A Cure For Wellness is a mind-bending psychological thriller that will leave you with lingering thoughts and an after-taste. It stars Dane DeHaan as Lockhart, a stockbroker who is sent by his firm to a remote medical spa to retrieve the companies CEO Pembroke, who has no plans of returning to New York. He arrives at the sanitarium where the patients are supposedly receiving a cure for their illnesses, however they only seem to be getting sicker. Lockhart starts investigating the spa and meets Hannah, played by Mia Goth. Soon after Lockhart is diagnosed with the same condition as the other patients rendering him trapped. He starts to lose his grip on reality while enduring unimaginable ordeals during the course of his own treatment.
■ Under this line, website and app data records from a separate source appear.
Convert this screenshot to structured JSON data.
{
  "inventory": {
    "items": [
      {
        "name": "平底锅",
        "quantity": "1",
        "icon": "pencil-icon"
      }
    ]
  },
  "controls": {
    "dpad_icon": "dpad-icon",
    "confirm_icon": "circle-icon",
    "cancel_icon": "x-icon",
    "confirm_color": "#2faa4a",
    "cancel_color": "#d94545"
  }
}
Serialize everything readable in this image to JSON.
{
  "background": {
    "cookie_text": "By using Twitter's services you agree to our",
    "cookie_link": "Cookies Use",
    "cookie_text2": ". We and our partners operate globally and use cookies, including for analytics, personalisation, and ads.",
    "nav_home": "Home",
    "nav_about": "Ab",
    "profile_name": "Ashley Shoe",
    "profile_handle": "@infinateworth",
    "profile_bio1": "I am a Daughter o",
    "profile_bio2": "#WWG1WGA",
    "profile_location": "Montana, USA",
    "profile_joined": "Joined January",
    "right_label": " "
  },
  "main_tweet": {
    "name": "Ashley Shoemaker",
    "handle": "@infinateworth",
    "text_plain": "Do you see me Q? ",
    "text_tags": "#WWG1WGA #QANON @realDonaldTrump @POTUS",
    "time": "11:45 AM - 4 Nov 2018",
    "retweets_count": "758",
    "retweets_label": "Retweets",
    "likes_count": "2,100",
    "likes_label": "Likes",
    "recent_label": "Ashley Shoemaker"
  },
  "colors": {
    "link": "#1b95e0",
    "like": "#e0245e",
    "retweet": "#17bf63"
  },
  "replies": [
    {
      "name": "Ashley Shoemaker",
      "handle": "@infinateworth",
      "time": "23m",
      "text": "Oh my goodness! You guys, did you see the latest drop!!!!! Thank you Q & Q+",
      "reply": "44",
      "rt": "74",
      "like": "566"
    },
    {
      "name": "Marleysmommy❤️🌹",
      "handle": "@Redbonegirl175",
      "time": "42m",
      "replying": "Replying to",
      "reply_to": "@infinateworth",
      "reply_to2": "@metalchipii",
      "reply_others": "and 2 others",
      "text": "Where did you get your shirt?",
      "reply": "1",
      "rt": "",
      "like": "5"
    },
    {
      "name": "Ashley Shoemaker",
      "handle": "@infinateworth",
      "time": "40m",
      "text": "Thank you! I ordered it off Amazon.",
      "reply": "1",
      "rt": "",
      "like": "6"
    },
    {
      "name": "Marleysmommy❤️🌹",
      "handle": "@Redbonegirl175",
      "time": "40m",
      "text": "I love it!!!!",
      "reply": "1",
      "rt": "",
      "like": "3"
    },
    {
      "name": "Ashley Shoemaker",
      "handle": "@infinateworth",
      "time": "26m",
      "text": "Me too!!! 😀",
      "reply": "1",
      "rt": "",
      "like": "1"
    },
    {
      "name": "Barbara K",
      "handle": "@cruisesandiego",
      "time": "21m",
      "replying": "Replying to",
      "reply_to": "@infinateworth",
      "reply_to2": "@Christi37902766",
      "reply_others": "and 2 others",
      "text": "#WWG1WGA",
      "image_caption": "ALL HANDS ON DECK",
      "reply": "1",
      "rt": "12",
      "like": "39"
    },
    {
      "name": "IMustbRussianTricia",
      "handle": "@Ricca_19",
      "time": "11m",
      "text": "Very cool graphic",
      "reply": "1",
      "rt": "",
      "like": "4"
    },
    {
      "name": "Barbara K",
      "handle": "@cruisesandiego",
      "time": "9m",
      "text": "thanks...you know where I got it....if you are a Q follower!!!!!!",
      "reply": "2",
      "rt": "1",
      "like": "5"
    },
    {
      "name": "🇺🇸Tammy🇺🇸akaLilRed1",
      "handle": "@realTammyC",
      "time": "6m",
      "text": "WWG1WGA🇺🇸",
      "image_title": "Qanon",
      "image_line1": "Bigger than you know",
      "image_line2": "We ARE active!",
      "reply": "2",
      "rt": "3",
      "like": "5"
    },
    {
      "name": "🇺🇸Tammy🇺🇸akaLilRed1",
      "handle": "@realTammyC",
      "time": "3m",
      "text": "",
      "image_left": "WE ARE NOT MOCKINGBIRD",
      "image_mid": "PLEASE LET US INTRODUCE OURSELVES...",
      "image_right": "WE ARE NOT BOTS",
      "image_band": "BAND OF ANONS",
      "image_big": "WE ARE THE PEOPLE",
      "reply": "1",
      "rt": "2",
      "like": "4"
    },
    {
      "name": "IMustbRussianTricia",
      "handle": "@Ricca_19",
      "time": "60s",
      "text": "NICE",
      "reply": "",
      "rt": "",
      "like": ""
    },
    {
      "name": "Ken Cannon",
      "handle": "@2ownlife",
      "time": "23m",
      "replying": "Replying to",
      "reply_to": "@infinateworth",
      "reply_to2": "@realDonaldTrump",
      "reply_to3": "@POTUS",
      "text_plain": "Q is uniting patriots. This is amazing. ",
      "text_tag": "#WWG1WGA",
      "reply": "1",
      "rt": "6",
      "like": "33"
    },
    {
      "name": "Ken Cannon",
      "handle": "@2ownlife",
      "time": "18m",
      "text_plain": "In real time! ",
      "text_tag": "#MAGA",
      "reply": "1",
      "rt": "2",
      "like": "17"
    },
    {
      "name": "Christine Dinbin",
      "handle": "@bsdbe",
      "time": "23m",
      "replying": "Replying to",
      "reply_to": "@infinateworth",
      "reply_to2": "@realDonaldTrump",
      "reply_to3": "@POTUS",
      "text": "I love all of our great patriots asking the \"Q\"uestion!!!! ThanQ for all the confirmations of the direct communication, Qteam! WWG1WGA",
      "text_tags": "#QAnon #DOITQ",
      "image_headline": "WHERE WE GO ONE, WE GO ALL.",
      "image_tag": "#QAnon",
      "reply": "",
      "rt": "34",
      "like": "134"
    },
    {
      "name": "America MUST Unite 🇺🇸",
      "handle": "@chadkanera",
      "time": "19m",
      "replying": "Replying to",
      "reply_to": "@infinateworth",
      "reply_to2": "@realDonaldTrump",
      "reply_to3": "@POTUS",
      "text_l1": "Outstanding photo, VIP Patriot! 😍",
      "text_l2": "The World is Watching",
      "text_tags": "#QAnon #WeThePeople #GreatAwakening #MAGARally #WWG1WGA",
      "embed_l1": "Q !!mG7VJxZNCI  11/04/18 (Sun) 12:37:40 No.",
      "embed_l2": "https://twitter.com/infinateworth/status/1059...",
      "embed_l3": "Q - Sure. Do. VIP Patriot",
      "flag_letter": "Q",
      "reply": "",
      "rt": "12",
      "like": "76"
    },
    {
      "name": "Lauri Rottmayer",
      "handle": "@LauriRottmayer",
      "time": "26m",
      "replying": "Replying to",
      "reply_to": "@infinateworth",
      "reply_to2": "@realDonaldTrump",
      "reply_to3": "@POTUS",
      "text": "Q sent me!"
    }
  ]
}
We spoke to Mia Goth, Dane DeHaan, and Gore Verbinski about the underlining stories, challenges, and impressions of the film.
Mia Goth: One of the things that stuck me was that Hannah is much younger than anyone else in the sanitarium and she doesn’t quite fit in to this puzzle. One thing that I thought would be a good idea was to volunteer at an old persons home, to try to have an understanding of what it would be like to be around elderly people and to kind of get accustomed to that. I took a lot from that.
Goth: Good, it was amazing. It really was. With Dane, I’ve been a fan of his work for a long time and I’ve always wanted to work with him. Gore, really knows what he wants. Always, like he would start work each day and he would know exactly what he would want from each shot and he wouldn’t compromise from that. That just makes you feel very safe and you know you can trust him. He’s got the whole film in his head at all times.
Goth: I think that has to do with understanding Hannah’s a whole, do you know what I mean? She never left the sanitarium and so as a result of that her perspective of the world and her position in it and the people is quite peculiar and naive at times and maybe sometimes too trusting. So I kind of try and look at it from lens. A big part of that is being able to tap into my inner kid in many ways.
Goth: I remember it very clearly, I got an email from my agent with the audition and the script. So I read the script that night, in one sitting from front to back. One of the things that struck me first was how well written it was. And I’d think I know where it was going and it took me to a completely different turn and it wouldn’t let you predict what was gonna happen at all. That was really exciting. To work with Gore in a genre he helped define with The Ring that was really exciting.
Goth: No, no actually there was nothing in the tub, makes it sound more boring now doesn’t it. It was all CGI. They put a mold of me and my body in the bathtub and I had to lay in this awkward position for four hours and I watched Good Will Hunting and they fed me a Coca- Cola with a straw. The lower half was [CGI] and then some things i still don’t understand how they did it.
Goth: After maybe seven tries then it got easy, but no, it was quite difficult at first. And the rig almost fell off the first time, that was pretty dangerous. It was a steep hill, it was pretty fun.
Goth: Yeah, I do. Heineken. I’m from London and that’s what we’d drink as teenagers. No, but I remember I said to Gore ‘I really like beer, gotta put something, it wasn’t beer, in here so I can react to it.’ So they put a lot of vinegar in it. Otherwise i’d be like yum.
Goth: See if I answer that we’d be talking about spoilers and I don’t want to do that. I want to leave all the surprises.
Goth: It’s a thought-provoking film, every thing from the title on is really sparking a conversation. And it’s asking you some uncomfortable questions. Are you happy with your life? Are you content? Is this relentless pursuit of power and wealth are actually pointless. I think it’s very relevant in the climate that we’re in these days today and relatable. One of the people who people leave with when watching our movie it’s gonna make them think about the society we live in. That’s the other thing too, Gore doesn’t under estimate the audience. You really have to come into the movie with your head turned on, you probably have to watch it a couple of times.
Goth: I never read it and saw myself as the hero in any way, but I can see how you can see that. I see it more of her being the purity and the cure that everyone in the film is so desperately seeking. And I saw the relationship between Lockhart and Hannah, they were like a pin prick to one another, they were a mirror to one another. The good things and the not so good things. It’s only when they meet each other that this unraveling begins.
Goth: I wouldn’t seek out to extend my life. It’s about being in gratitude for what you have in the time you’re given. I think people can live and 80 year life and never be grateful. And only when you’re grateful can you be happy. It’s about being present and living in the moment and enjoying your day as it’s your last. It sounds cheesy, it’s a good philosophy to try and live by. I think that’s what the cure for wellness is, It’s gratitude. With the money you have, life and health.
Goth: Patience. I think Hannah is an incredibly patient young woman and that’s something i’m still trying to work on myself.